Work required: Your response should consist of every entry, unchanged.

START Supplied data

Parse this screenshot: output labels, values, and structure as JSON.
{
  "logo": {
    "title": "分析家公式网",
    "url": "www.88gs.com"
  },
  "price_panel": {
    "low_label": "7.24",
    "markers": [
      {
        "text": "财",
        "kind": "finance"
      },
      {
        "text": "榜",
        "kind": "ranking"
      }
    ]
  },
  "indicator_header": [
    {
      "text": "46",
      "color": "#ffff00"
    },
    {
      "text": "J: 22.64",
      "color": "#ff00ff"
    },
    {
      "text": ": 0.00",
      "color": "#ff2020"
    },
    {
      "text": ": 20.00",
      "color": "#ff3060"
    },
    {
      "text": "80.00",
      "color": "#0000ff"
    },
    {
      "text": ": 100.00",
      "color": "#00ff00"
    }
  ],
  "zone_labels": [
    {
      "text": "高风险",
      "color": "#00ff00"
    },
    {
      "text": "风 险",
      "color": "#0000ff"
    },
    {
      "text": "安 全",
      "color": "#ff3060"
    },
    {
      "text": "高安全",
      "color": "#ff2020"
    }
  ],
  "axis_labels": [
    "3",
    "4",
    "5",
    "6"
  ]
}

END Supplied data

Your response:
Parse this screenshot: output labels, values, and structure as JSON.
{
  "logo": {
    "title": "分析家公式网",
    "url": "www.88gs.com"
  },
  "price_panel": {
    "low_label": "7.24",
    "markers": [
      {
        "text": "财",
        "kind": "finance"
      },
      {
        "text": "榜",
        "kind": "ranking"
      }
    ]
  },
  "indicator_header": [
    {
      "text": "46",
      "color": "#ffff00"
    },
    {
      "text": "J: 22.64",
      "color": "#ff00ff"
    },
    {
      "text": ": 0.00",
      "color": "#ff2020"
    },
    {
      "text": ": 20.00",
      "color": "#ff3060"
    },
    {
      "text": "80.00",
      "color": "#0000ff"
    },
    {
      "text": ": 100.00",
      "color": "#00ff00"
    }
  ],
  "zone_labels": [
    {
      "text": "高风险",
      "color": "#00ff00"
    },
    {
      "text": "风 险",
      "color": "#0000ff"
    },
    {
      "text": "安 全",
      "color": "#ff3060"
    },
    {
      "text": "高安全",
      "color": "#ff2020"
    }
  ],
  "axis_labels": [
    "3",
    "4",
    "5",
    "6"
  ]
}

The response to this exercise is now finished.